Hamantaschen that Feels like Home

Pinching the corners of the dough, securing a sturdy border around the flavored jam or chocolate filling, laying dozens of triangle shaped cookies on the baking sheet and enjoying a delicious treat. The delicate cookie, hamantaschen, is a comforting and delicious snack.

This delectable cookie is sophomore Sydney Moed’s comfort food. Moed first discovered hamantaschen when celebrating the Jewish holiday Purim. In Judaism, Purim represents a time in history when the Jewish people living in Persia survived a massacre with help from a woman named Esther. The hamantaschen symbolizes the three-sided hat worn by Haman, the man who planned the massacre.

Making the hamantaschen is an all-day task and a family affair. As the whole family works together to fill the dough and lay out the cookies, the kitchen fills with the smell of delicious baked goods.

“I prefer chocolate, but my mom loves to fill hers with blueberry jam,” Moed said. “You can do whatever you want with it; it’s super fun to make.”

Hamantaschen reminds Moed of her memories of going to temple, dressing up for the holiday and enjoying the cookies. Comfort is definitely one word to describe how these baked goods make her feel.

Childhood Satay

Spices mix together to form a flavorful marinade. Skewered meat cooks on the grill. The entire family gathers around the table to enjoy a plate of satay.

Satay is an Indonesian dish of skewered meat, traditionally chicken, marinated and served in peanut and chili sauce. They can also be topped with shallots, a variety of onions.

Though the exact origins of the dish are unknown, the dish’s Middle Eastern influences allows it to be enjoyed by many different cultures.
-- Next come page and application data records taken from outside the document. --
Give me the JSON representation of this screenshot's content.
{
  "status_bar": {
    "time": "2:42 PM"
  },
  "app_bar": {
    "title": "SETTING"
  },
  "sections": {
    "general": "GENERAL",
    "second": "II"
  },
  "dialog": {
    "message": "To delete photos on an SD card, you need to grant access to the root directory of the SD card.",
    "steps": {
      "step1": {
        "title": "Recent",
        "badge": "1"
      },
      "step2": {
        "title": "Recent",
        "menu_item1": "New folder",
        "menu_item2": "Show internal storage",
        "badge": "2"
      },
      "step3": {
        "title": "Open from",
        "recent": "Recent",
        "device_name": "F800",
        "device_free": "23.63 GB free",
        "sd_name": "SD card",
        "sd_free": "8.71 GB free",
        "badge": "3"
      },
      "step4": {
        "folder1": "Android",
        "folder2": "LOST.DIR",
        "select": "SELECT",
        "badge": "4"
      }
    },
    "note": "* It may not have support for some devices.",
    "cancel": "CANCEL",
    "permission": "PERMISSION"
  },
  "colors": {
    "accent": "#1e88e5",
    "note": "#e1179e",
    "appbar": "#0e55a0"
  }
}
Sophomore Adinda Firman has been eating satay her entire life and it soon became her comfort food. “I’ve been eating it since my childhood, so eating it again brings back comforting memories,” Firman said.

Satay is a classic and comforting dish enjoyed by many people all over the world. And for Firman, it is a piece of her culture that she cherishes. The feeling of childhood, comfort and warm memories is what Firman expects when enjoying this dish.

Stickin’ in the New Year

Welcoming the Chinese New Year with a delicious treat, families are brought together at the table for a taste of the sticky, sweet and gooey rice cake, nian gao.

Served on and around the Chinese New Year, nian gao is believed to have been created as an offering for the Kitchen God, who is said to have a presence in every household. At the end of the year, the Kitchen God gives a report to the Jade Emperor of all the bad deeds committed. To prevent the Kitchen God ratting on the household, people would offer him nian gao so his mouth would “stick” together.

The cake is made of glutinous rice flour and sugar which are then mixed to form thick batter. Then, they are either steamed or pan-fried until fully cooked.

Freshman Niki Yuan’s family prepares nian gao every year, and the delicacy quickly became a favorite dish of hers. To top off the dish, Yuan likes to add peanuts and jujube, a type of Chinese date.

“My mom always makes batches of nian gao to celebrate our holiday time,” Yuan said. “It’s a delicious sweet dessert that’s crunchy on the outside and soft on the inside.”

In Mandarin, the name nian gao means “higher year.” Eating the dish for Chinese New Year is said to bring good fortunes and prosperity to the new year. It also represents raising one’s self higher and taller for the year. The traditional dish holds a special place in the hearts of those celebrating the Chinese New Year.

This story was originally published in the February 2023 Eagle Eye print edition.